Grangetown Primary School has forged strong links with their partner school Traibidya Shikshhya Sadanm in Katmandu over the past two years and are eagerly awaiting updates to find out if everyone they know is alright.

Headteacher at the Spelterworks Road school, Les McAnaney, said although the school has not been completely destroyed, it is damaged and closed down.

And, headteacher of the partner school, Sangeeta Shrestha, who has visited Sunderland twice, is currently living on the streets with her family over fears her home could collapse.

Mr McAneney, who has been out to visit the small poverty-stricken partner school, which has around six teachers, said as far they know the families involved with the school have survived the earthquake, but they are getting information through on a daily basis.

He said: “It is absolutely devastating what has happened. People are existing in a living nightmare.

“It really brings it home to the staff and children here on a personal level about what a humanitarian disaster is really like. These are people we actually know and they are going through this.”

Deputy headteacher, Lesley Cole, said: “I have spoken to Sangeeta on the phone and it is heartbreaking what she has been telling us. There are people living on the streets and they have no food and water.
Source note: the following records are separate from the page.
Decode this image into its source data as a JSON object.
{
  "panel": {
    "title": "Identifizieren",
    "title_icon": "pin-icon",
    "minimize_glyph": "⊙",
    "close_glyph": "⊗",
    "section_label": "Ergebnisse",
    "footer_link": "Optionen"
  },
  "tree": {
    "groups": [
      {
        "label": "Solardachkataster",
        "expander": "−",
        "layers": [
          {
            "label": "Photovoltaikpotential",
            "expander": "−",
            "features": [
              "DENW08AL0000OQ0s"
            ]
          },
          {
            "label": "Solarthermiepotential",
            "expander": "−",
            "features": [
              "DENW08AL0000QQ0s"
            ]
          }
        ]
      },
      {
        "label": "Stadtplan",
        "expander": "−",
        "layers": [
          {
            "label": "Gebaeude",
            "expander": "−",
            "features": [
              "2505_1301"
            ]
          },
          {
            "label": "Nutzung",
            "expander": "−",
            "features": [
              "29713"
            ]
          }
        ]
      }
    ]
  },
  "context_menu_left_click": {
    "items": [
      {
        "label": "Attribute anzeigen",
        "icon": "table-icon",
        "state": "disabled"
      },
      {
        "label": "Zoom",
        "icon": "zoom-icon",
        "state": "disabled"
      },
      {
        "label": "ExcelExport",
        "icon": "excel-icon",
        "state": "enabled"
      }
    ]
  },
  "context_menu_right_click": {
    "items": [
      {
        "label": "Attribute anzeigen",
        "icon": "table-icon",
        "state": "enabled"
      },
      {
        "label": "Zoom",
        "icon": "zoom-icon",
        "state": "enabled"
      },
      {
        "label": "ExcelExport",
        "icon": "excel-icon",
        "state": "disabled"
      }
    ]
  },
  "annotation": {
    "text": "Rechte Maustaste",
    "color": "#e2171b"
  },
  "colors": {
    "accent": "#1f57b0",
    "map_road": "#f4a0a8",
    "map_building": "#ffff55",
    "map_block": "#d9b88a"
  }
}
We are all very distressed and worried about them.”

Nepal has declared three days of mourning for the victims of Saturday’s earthquake in which more than 5,000 people are now known to have died and a further 10,000 injured.

Prime Minister Sushil Koirala says the government is doing all it can but is overwhelmed by the scale of the catastrophe.

Mr McAnaney said they have held an assembly to explain to the children at the school what has happened to their pen friends.

He said: “We will be starting fundraising to do whatever we can to help.”

Two members of staff from Grangetown Primary were due to fly out to Nepal on an exchange visit with the school in May, a trip which has now been cancelled.

The headteacher said: “It was already a very poor school, which only had electricity on a Friday, so we don’t know what’s going to happen now.”

If anyone would like to make a donation to the fundraising for the Nepal school or can donate prizes for raffles, they can contact Grangetown Primary School on 0191 553 7647.